** Data records follows **
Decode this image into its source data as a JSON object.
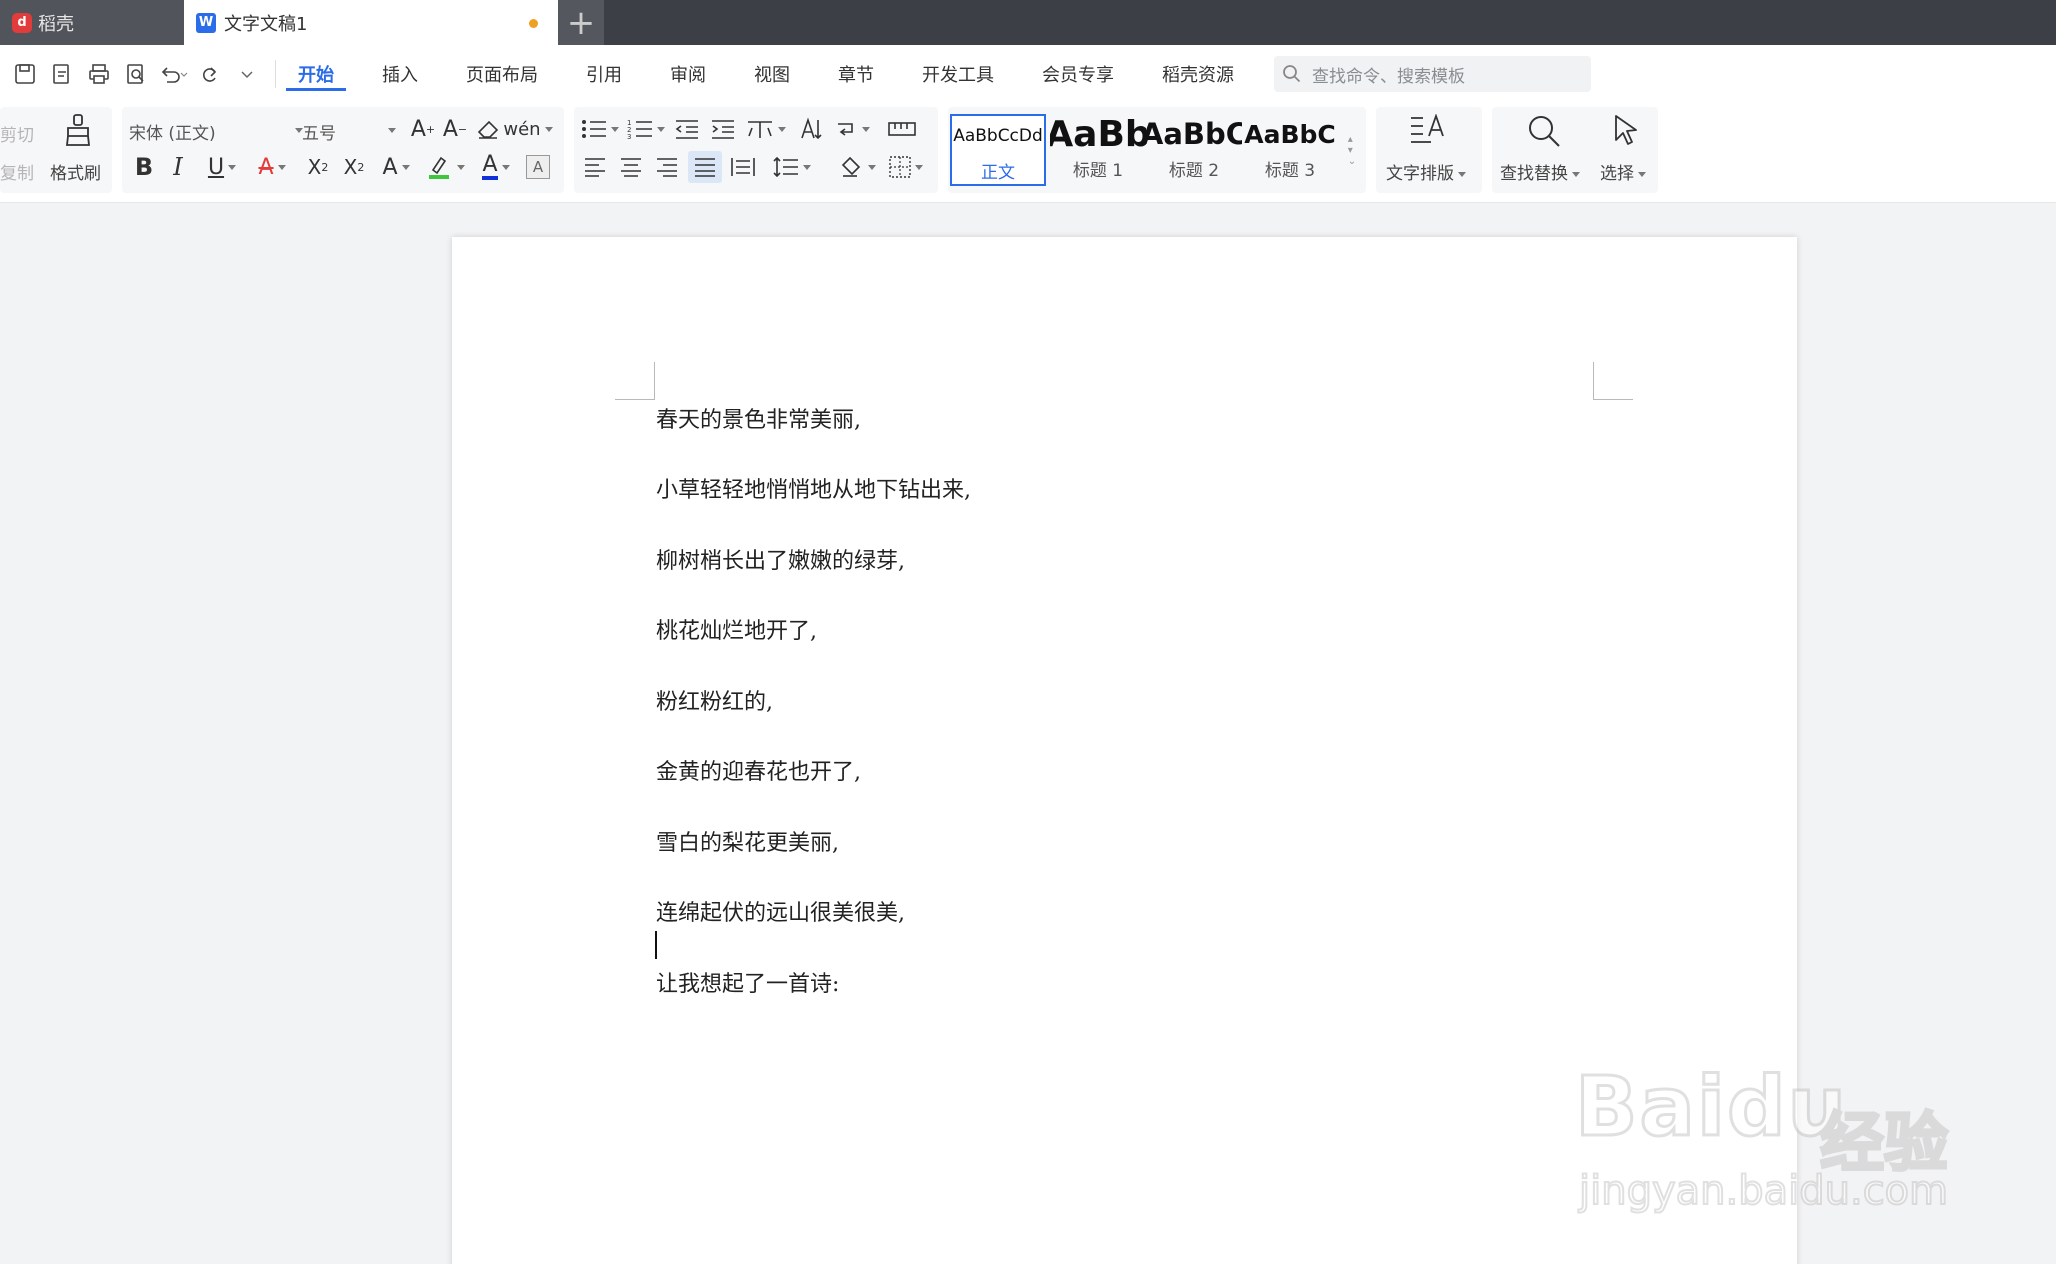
{
  "tabs": {
    "home_label": "稻壳",
    "doc_label": "文字文稿1",
    "new_tab_symbol": "+"
  },
  "menu": {
    "items": [
      "开始",
      "插入",
      "页面布局",
      "引用",
      "审阅",
      "视图",
      "章节",
      "开发工具",
      "会员专享",
      "稻壳资源"
    ],
    "active_index": 0,
    "search_placeholder": "查找命令、搜索模板"
  },
  "ribbon": {
    "clipboard": {
      "cut": "剪切",
      "copy": "复制",
      "format_painter": "格式刷"
    },
    "font": {
      "name": "宋体 (正文)",
      "size": "五号"
    },
    "styles": [
      {
        "sample": "AaBbCcDd",
        "label": "正文"
      },
      {
        "sample": "AaBb",
        "label": "标题 1"
      },
      {
        "sample": "AaBbC",
        "label": "标题 2"
      },
      {
        "sample": "AaBbC",
        "label": "标题 3"
      }
    ],
    "text_layout": "文字排版",
    "find_replace": "查找替换",
    "select": "选择"
  },
  "document": {
    "lines": [
      "春天的景色非常美丽,",
      "小草轻轻地悄悄地从地下钻出来,",
      "柳树梢长出了嫩嫩的绿芽,",
      "桃花灿烂地开了,",
      "粉红粉红的,",
      "金黄的迎春花也开了,",
      "雪白的梨花更美丽,",
      "连绵起伏的远山很美很美,",
      "让我想起了一首诗:"
    ]
  },
  "watermark": {
    "brand": "Baidu",
    "cn": "经验",
    "url": "jingyan.baidu.com"
  },
  "colors": {
    "accent": "#2b6ce8",
    "tabbar": "#3d3f46",
    "modified_dot": "#f0a020",
    "logo": "#e23b3b"
  }
}
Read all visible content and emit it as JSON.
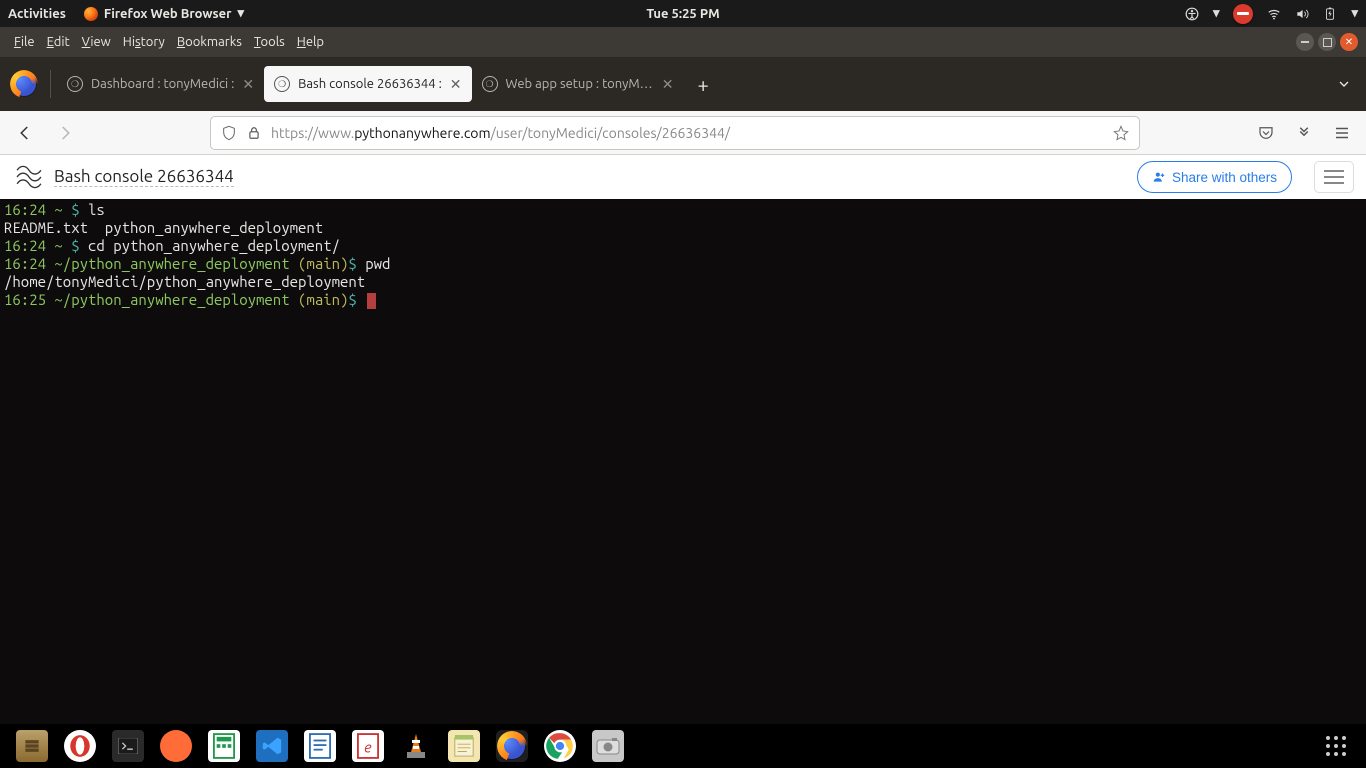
{
  "gnome": {
    "activities": "Activities",
    "app_label": "Firefox Web Browser",
    "clock": "Tue  5:25 PM"
  },
  "menubar": {
    "items": [
      "File",
      "Edit",
      "View",
      "History",
      "Bookmarks",
      "Tools",
      "Help"
    ]
  },
  "tabs": [
    {
      "label": "Dashboard : tonyMedici : ",
      "active": false
    },
    {
      "label": "Bash console 26636344 : ",
      "active": true
    },
    {
      "label": "Web app setup : tonyMed",
      "active": false
    }
  ],
  "url": {
    "scheme": "https://",
    "sub": "www.",
    "host": "pythonanywhere.com",
    "path": "/user/tonyMedici/consoles/26636344/"
  },
  "page": {
    "title": "Bash console 26636344",
    "share_label": "Share with others"
  },
  "terminal": {
    "lines": [
      {
        "t": "16:24 ~ ",
        "p": "$",
        "cmd": " ls"
      },
      {
        "plain": "README.txt  python_anywhere_deployment"
      },
      {
        "t": "16:24 ~ ",
        "p": "$",
        "cmd": " cd python_anywhere_deployment/"
      },
      {
        "t": "16:24 ~/python_anywhere_deployment ",
        "branch": "(main)",
        "p": "$",
        "cmd": " pwd"
      },
      {
        "plain": "/home/tonyMedici/python_anywhere_deployment"
      },
      {
        "t": "16:25 ~/python_anywhere_deployment ",
        "branch": "(main)",
        "p": "$",
        "cursor": true
      }
    ]
  },
  "dock": {
    "apps": [
      "files",
      "opera",
      "terminal",
      "postman",
      "calc",
      "vscode",
      "writer",
      "reader",
      "vlc",
      "notepad",
      "firefox",
      "chrome",
      "screenshot"
    ]
  }
}
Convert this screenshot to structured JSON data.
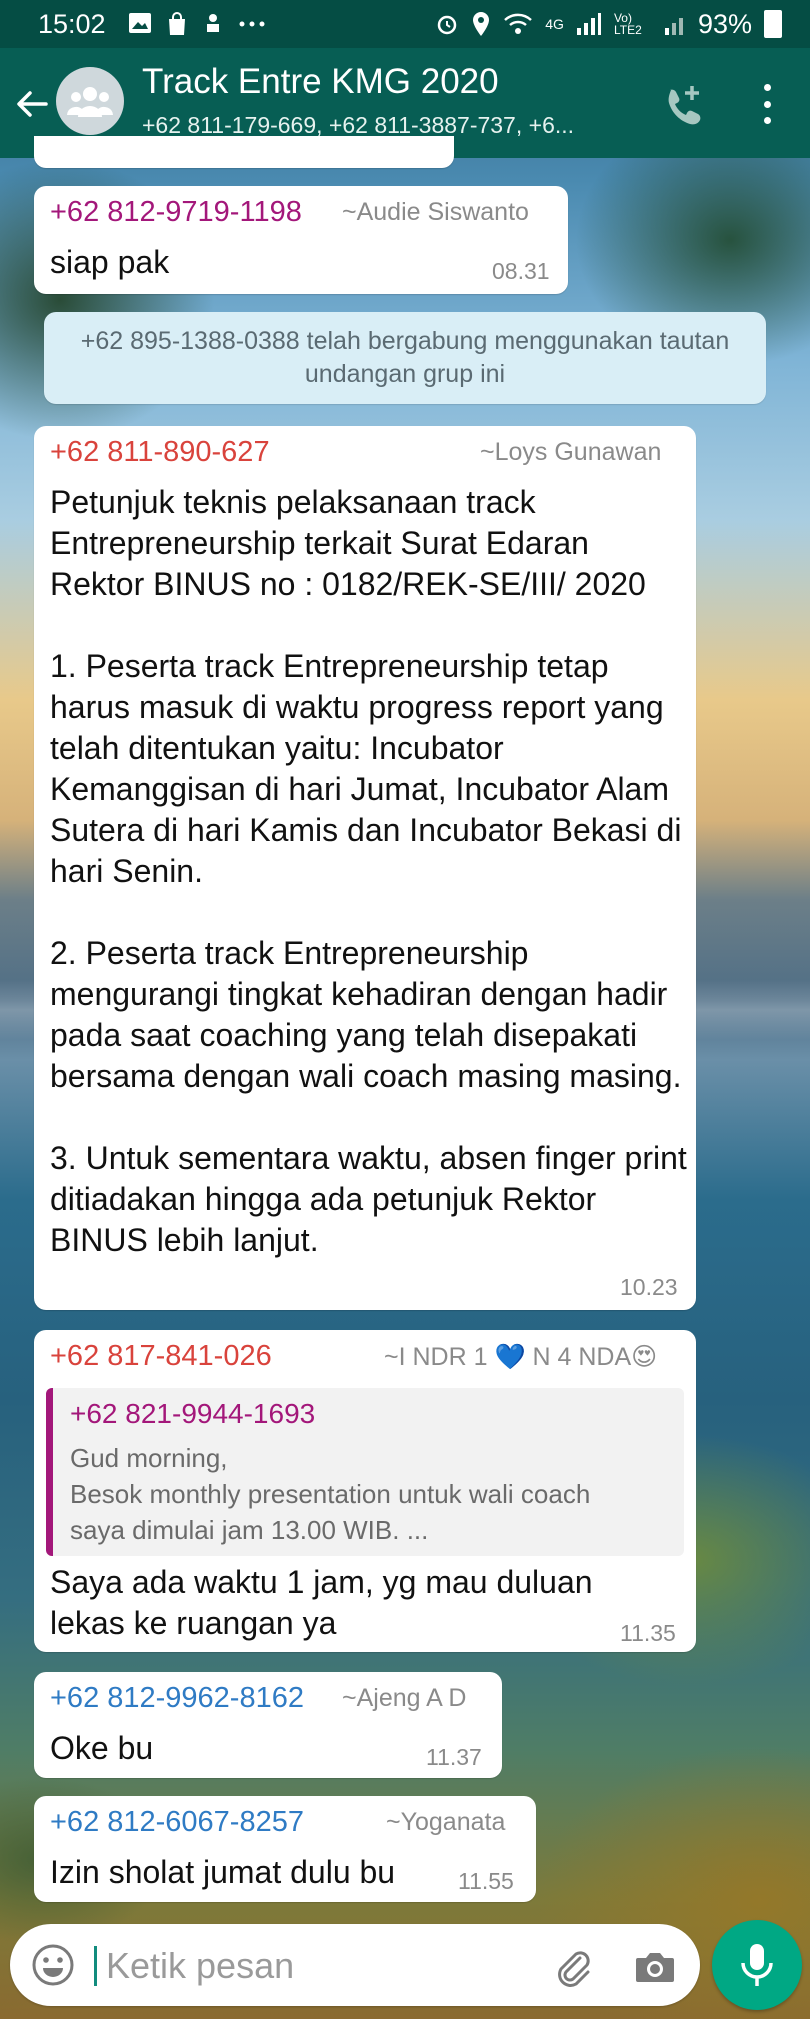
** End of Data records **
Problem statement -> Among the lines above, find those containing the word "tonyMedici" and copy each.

Solution ->
      "label": "Dashboard : tonyMedici : ",
    "path": "/user/tonyMedici/consoles/26636344/"
        "plain": "/home/tonyMedici/python_anywhere_deployment"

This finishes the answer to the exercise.